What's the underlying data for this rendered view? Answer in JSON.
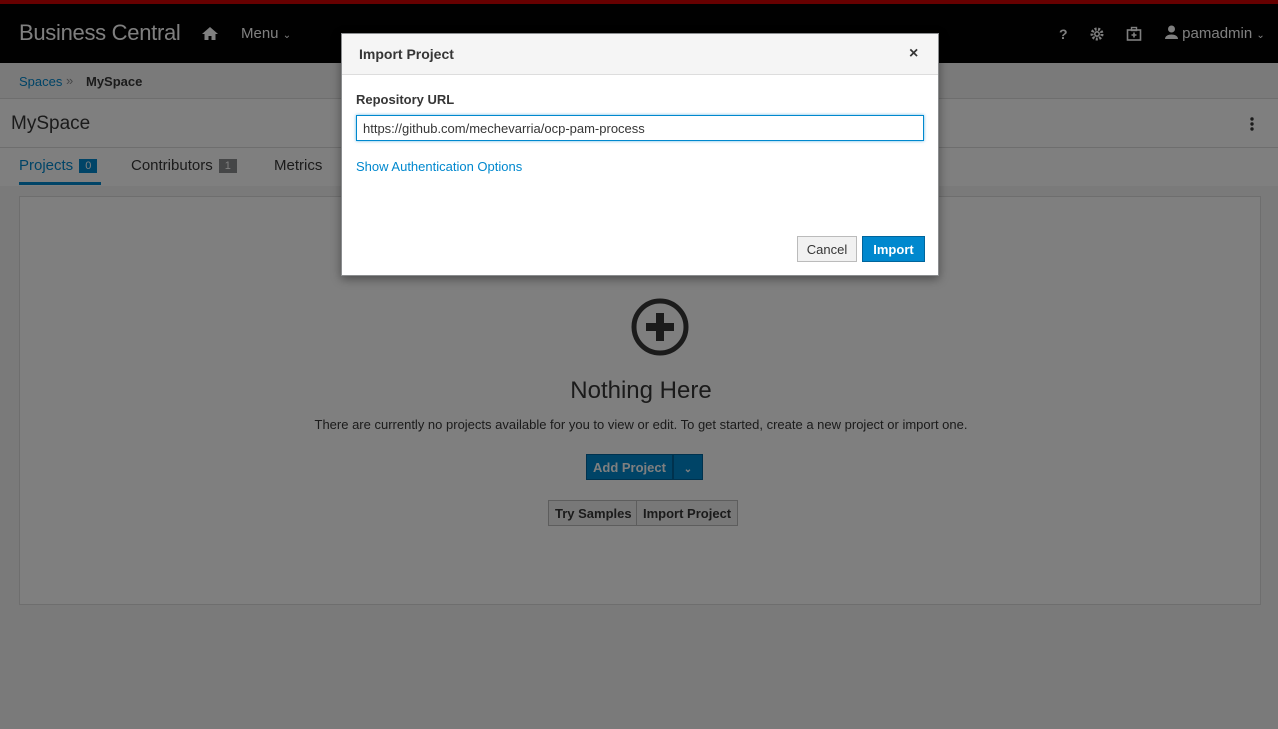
{
  "topbar": {
    "brand": "Business Central",
    "home_icon": "home-icon",
    "menu_label": "Menu",
    "help_icon_glyph": "?",
    "settings_icon": "gear-icon",
    "briefcase_icon": "briefcase-icon",
    "user_name": "pamadmin"
  },
  "breadcrumb": {
    "items": [
      "Spaces",
      "MySpace"
    ],
    "separator": "»"
  },
  "space": {
    "title": "MySpace"
  },
  "tabs": [
    {
      "label": "Projects",
      "count": "0",
      "active": true
    },
    {
      "label": "Contributors",
      "count": "1",
      "active": false
    },
    {
      "label": "Metrics",
      "active": false
    }
  ],
  "empty_state": {
    "title": "Nothing Here",
    "description": "There are currently no projects available for you to view or edit. To get started, create a new project or import one.",
    "add_button": "Add Project",
    "try_samples": "Try Samples",
    "import_project": "Import Project"
  },
  "modal": {
    "title": "Import Project",
    "close_glyph": "×",
    "field_label": "Repository URL",
    "url_value": "https://github.com/mechevarria/ocp-pam-process",
    "auth_link": "Show Authentication Options",
    "cancel": "Cancel",
    "import": "Import"
  },
  "colors": {
    "accent": "#0088ce",
    "topbar": "#030303",
    "redline": "#cc0000"
  }
}
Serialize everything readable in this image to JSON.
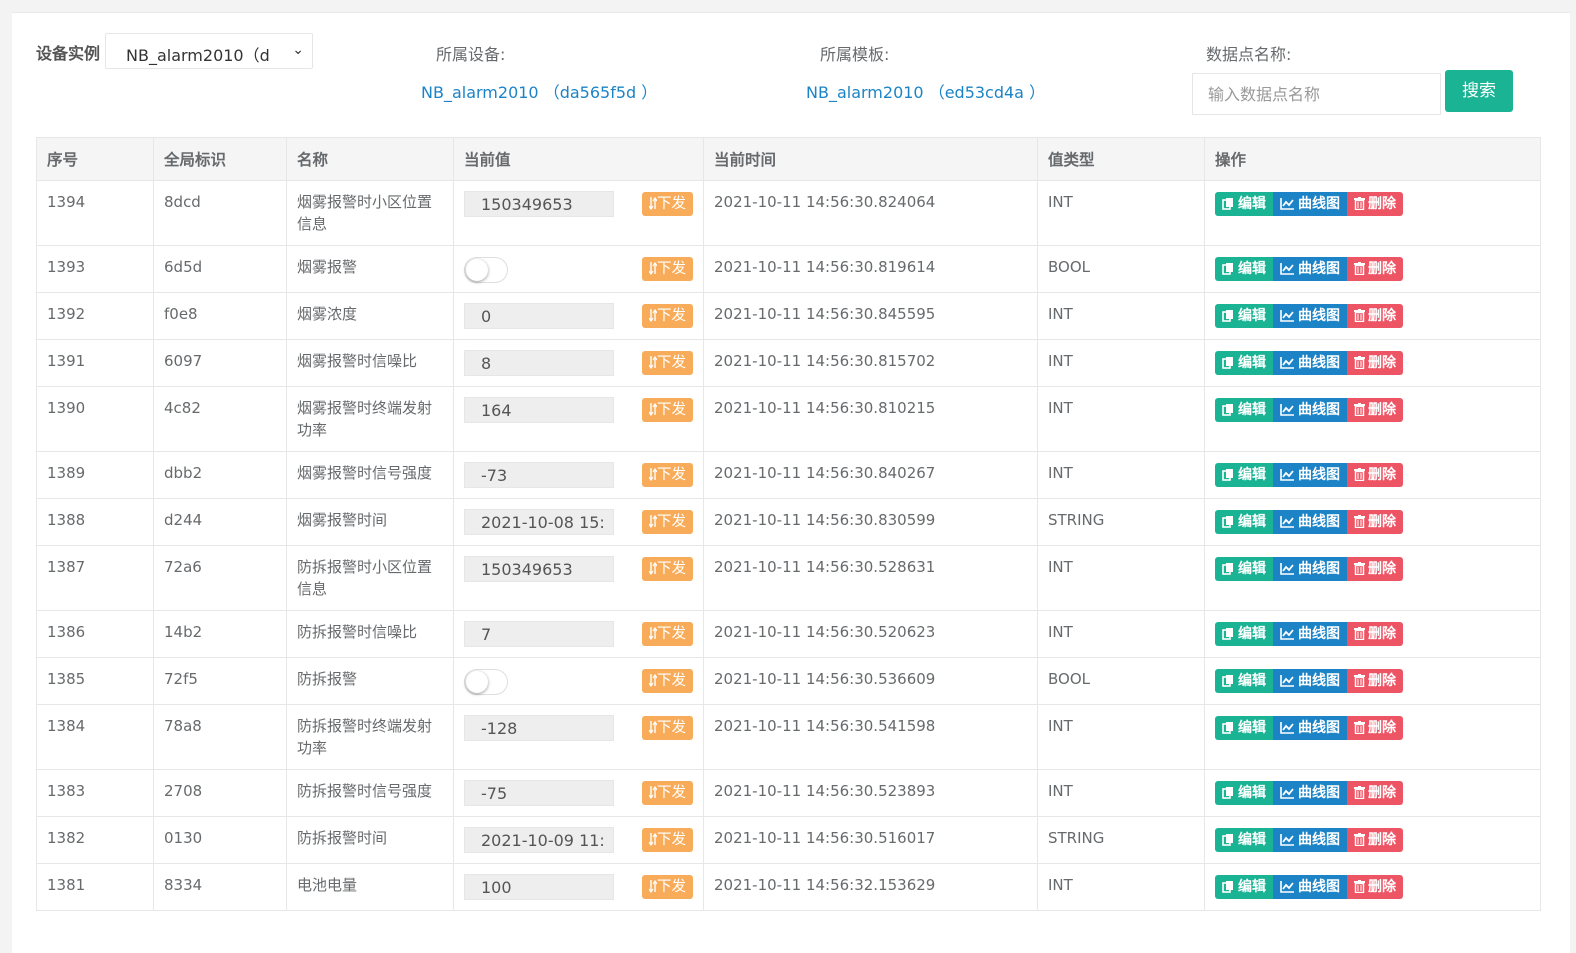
{
  "filters": {
    "device_instance_label": "设备实例",
    "device_instance_value": "NB_alarm2010（d",
    "owner_device_label": "所属设备:",
    "owner_device_link": "NB_alarm2010 （da565f5d ）",
    "owner_template_label": "所属模板:",
    "owner_template_link": "NB_alarm2010 （ed53cd4a ）",
    "datapoint_name_label": "数据点名称:",
    "datapoint_name_placeholder": "输入数据点名称",
    "search_button": "搜索"
  },
  "table": {
    "headers": [
      "序号",
      "全局标识",
      "名称",
      "当前值",
      "当前时间",
      "值类型",
      "操作"
    ],
    "send_label": "下发",
    "send_icon": "arrow-down-up-icon",
    "actions": {
      "edit": "编辑",
      "chart": "曲线图",
      "delete": "删除"
    },
    "rows": [
      {
        "id": "1394",
        "gid": "8dcd",
        "name": "烟雾报警时小区位置信息",
        "value": "150349653",
        "kind": "input",
        "time": "2021-10-11 14:56:30.824064",
        "type": "INT"
      },
      {
        "id": "1393",
        "gid": "6d5d",
        "name": "烟雾报警",
        "value": "",
        "kind": "toggle",
        "time": "2021-10-11 14:56:30.819614",
        "type": "BOOL"
      },
      {
        "id": "1392",
        "gid": "f0e8",
        "name": "烟雾浓度",
        "value": "0",
        "kind": "input",
        "time": "2021-10-11 14:56:30.845595",
        "type": "INT"
      },
      {
        "id": "1391",
        "gid": "6097",
        "name": "烟雾报警时信噪比",
        "value": "8",
        "kind": "input",
        "time": "2021-10-11 14:56:30.815702",
        "type": "INT"
      },
      {
        "id": "1390",
        "gid": "4c82",
        "name": "烟雾报警时终端发射功率",
        "value": "164",
        "kind": "input",
        "time": "2021-10-11 14:56:30.810215",
        "type": "INT"
      },
      {
        "id": "1389",
        "gid": "dbb2",
        "name": "烟雾报警时信号强度",
        "value": "-73",
        "kind": "input",
        "time": "2021-10-11 14:56:30.840267",
        "type": "INT"
      },
      {
        "id": "1388",
        "gid": "d244",
        "name": "烟雾报警时间",
        "value": "2021-10-08 15:",
        "kind": "input",
        "time": "2021-10-11 14:56:30.830599",
        "type": "STRING"
      },
      {
        "id": "1387",
        "gid": "72a6",
        "name": "防拆报警时小区位置信息",
        "value": "150349653",
        "kind": "input",
        "time": "2021-10-11 14:56:30.528631",
        "type": "INT"
      },
      {
        "id": "1386",
        "gid": "14b2",
        "name": "防拆报警时信噪比",
        "value": "7",
        "kind": "input",
        "time": "2021-10-11 14:56:30.520623",
        "type": "INT"
      },
      {
        "id": "1385",
        "gid": "72f5",
        "name": "防拆报警",
        "value": "",
        "kind": "toggle",
        "time": "2021-10-11 14:56:30.536609",
        "type": "BOOL"
      },
      {
        "id": "1384",
        "gid": "78a8",
        "name": "防拆报警时终端发射功率",
        "value": "-128",
        "kind": "input",
        "time": "2021-10-11 14:56:30.541598",
        "type": "INT"
      },
      {
        "id": "1383",
        "gid": "2708",
        "name": "防拆报警时信号强度",
        "value": "-75",
        "kind": "input",
        "time": "2021-10-11 14:56:30.523893",
        "type": "INT"
      },
      {
        "id": "1382",
        "gid": "0130",
        "name": "防拆报警时间",
        "value": "2021-10-09 11:",
        "kind": "input",
        "time": "2021-10-11 14:56:30.516017",
        "type": "STRING"
      },
      {
        "id": "1381",
        "gid": "8334",
        "name": "电池电量",
        "value": "100",
        "kind": "input",
        "time": "2021-10-11 14:56:32.153629",
        "type": "INT"
      }
    ]
  },
  "colors": {
    "primary_green": "#1ab394",
    "link_blue": "#1c84c6",
    "warning_orange": "#f8ac59",
    "danger_red": "#ed5565"
  }
}
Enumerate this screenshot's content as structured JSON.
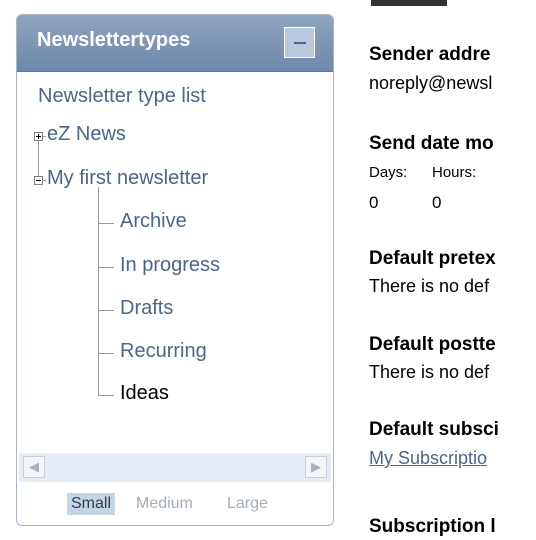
{
  "sidebar": {
    "title": "Newslettertypes",
    "tree": {
      "root_label": "Newsletter type list",
      "items": [
        {
          "label": "eZ News"
        },
        {
          "label": "My first newsletter"
        },
        {
          "label": "Archive"
        },
        {
          "label": "In progress"
        },
        {
          "label": "Drafts"
        },
        {
          "label": "Recurring"
        },
        {
          "label": "Ideas"
        }
      ]
    },
    "font_sizes": {
      "small": "Small",
      "medium": "Medium",
      "large": "Large",
      "selected": "Small"
    }
  },
  "details": {
    "sender_address": {
      "label": "Sender addre",
      "value": "noreply@newsl"
    },
    "send_date": {
      "label": "Send date mo",
      "columns": [
        {
          "label": "Days:",
          "value": "0"
        },
        {
          "label": "Hours:",
          "value": "0"
        }
      ]
    },
    "default_pretext": {
      "label": "Default pretex",
      "value": "There is no def"
    },
    "default_posttext": {
      "label": "Default postte",
      "value": "There is no def"
    },
    "default_subscription": {
      "label": "Default subsci",
      "value": "My Subscriptio"
    },
    "subscription": {
      "label": "Subscription l"
    }
  }
}
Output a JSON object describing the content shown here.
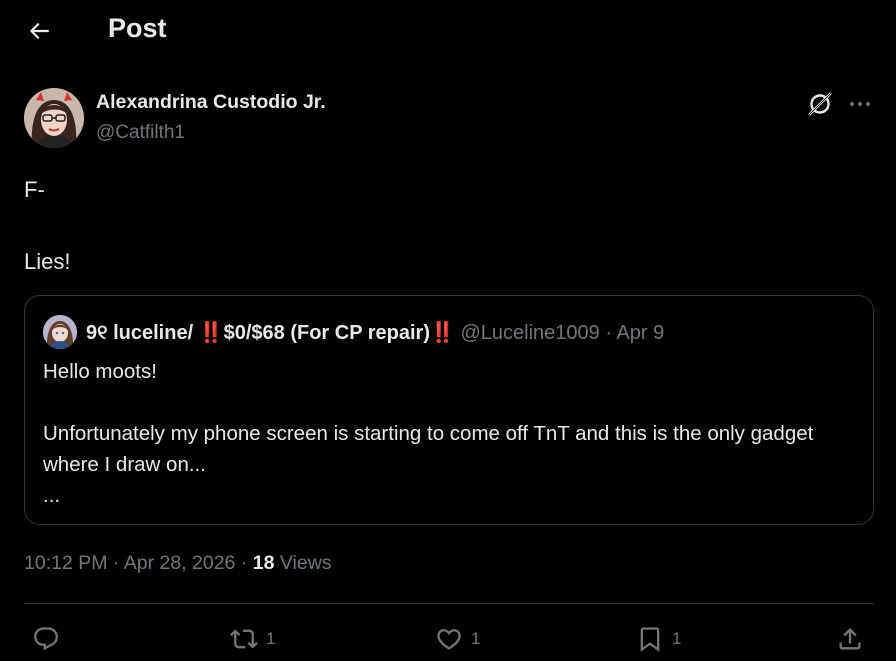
{
  "header": {
    "title": "Post"
  },
  "author": {
    "name": "Alexandrina Custodio Jr.",
    "handle": "@Catfilth1"
  },
  "post": {
    "text": "F-\n\nLies!"
  },
  "quote": {
    "name": "9୧ luceline/ ‼️$0/$68 (For CP repair)‼️",
    "handle": "@Luceline1009",
    "dot": "·",
    "date": "Apr 9",
    "text": "Hello moots!\n\nUnfortunately my phone screen is starting to come off TnT and this is the only gadget where I draw on...\n..."
  },
  "meta": {
    "time": "10:12 PM",
    "dot": "·",
    "date": "Apr 28, 2026",
    "views_count": "18",
    "views_label": "Views"
  },
  "actions": {
    "reply_count": "",
    "repost_count": "1",
    "like_count": "1",
    "bookmark_count": "1"
  },
  "icons": [
    "back-arrow-icon",
    "grok-icon",
    "more-icon",
    "reply-icon",
    "repost-icon",
    "like-icon",
    "bookmark-icon",
    "share-icon"
  ]
}
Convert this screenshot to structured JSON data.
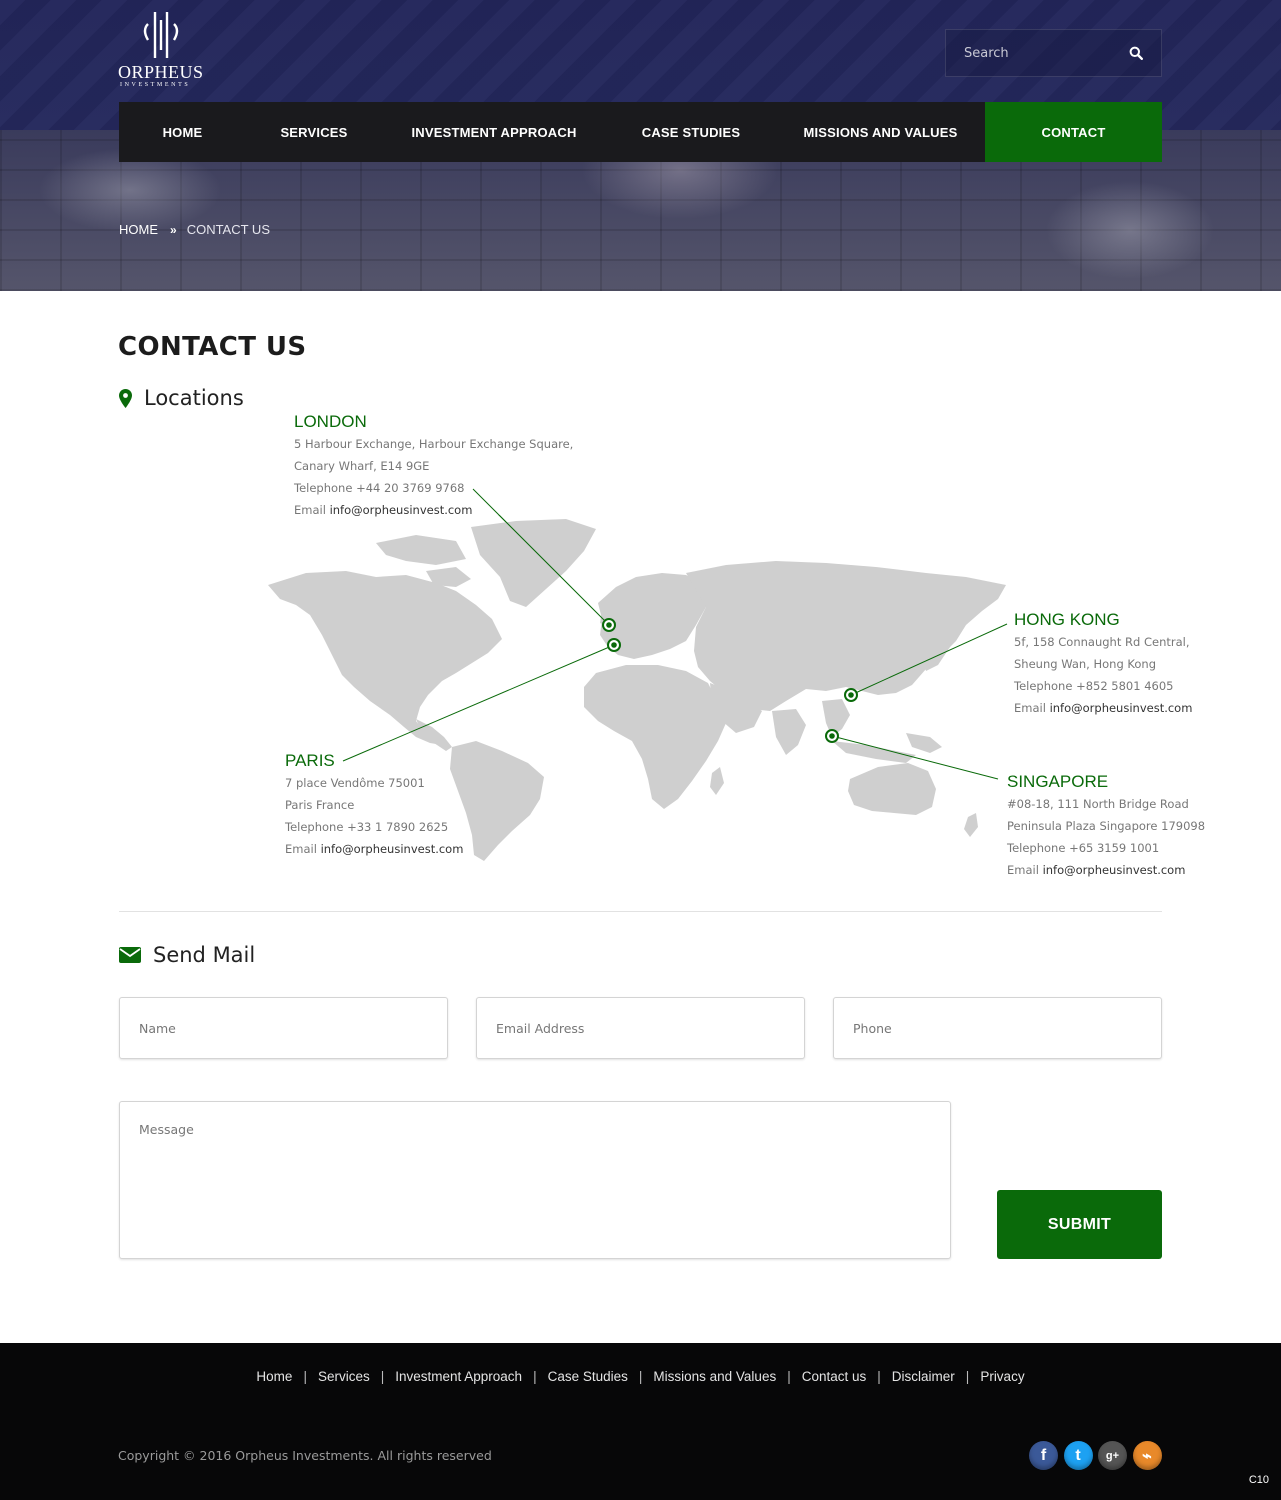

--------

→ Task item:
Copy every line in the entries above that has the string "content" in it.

→ Task response:
Enumerate this screenshot's content as structured JSON.
Output a JSON object describing the content shown here.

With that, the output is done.